Problem to work on
In the listing below, pick out lines with "IT길라잡이".

Available data
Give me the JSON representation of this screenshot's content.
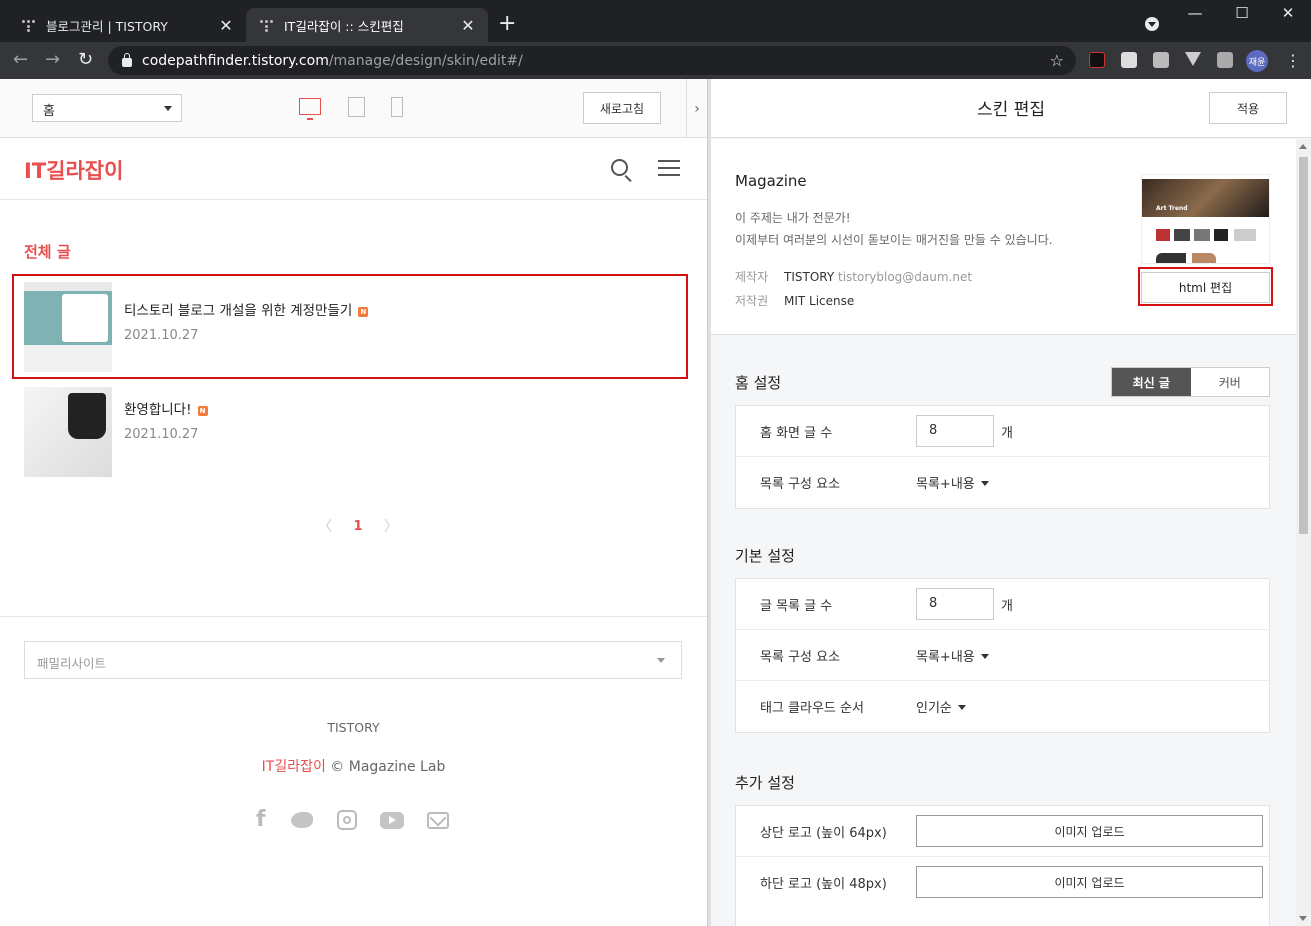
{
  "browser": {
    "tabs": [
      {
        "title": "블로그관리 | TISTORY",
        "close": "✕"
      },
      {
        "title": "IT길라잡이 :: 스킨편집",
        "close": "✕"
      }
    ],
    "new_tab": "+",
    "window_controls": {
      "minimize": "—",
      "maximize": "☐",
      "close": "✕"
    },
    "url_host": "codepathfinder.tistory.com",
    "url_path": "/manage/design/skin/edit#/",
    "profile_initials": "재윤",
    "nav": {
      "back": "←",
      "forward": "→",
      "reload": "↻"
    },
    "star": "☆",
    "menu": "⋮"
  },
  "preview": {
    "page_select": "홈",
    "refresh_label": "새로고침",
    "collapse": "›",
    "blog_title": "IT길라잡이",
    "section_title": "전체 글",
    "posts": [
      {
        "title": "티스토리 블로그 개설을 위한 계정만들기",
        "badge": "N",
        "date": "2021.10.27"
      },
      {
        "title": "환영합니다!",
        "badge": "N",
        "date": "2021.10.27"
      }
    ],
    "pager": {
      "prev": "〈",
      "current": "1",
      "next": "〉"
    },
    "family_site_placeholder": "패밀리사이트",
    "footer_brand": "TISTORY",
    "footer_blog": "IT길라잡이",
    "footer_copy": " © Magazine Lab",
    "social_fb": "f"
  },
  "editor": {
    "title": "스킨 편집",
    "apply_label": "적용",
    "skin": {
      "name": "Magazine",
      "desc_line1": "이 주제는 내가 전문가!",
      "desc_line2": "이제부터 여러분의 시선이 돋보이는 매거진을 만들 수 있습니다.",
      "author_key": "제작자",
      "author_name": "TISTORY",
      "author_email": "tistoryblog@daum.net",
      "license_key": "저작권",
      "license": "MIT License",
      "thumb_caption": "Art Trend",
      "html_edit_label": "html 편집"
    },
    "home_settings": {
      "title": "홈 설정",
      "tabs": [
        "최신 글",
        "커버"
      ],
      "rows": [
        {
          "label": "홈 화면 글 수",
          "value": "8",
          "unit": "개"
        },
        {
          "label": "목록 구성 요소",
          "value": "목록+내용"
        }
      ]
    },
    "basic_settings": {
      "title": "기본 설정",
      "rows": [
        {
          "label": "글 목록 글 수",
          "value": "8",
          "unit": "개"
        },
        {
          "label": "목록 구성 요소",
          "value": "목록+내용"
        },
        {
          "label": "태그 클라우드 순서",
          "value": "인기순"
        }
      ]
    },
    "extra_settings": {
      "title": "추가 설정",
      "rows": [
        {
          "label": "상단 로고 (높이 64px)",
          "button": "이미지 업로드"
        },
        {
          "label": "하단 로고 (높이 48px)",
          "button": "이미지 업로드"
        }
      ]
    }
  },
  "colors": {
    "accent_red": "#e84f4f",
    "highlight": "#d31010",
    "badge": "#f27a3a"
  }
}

Written answer
        "title": "IT길라잡이 :: 스킨편집",
    "blog_title": "IT길라잡이",
    "footer_blog": "IT길라잡이",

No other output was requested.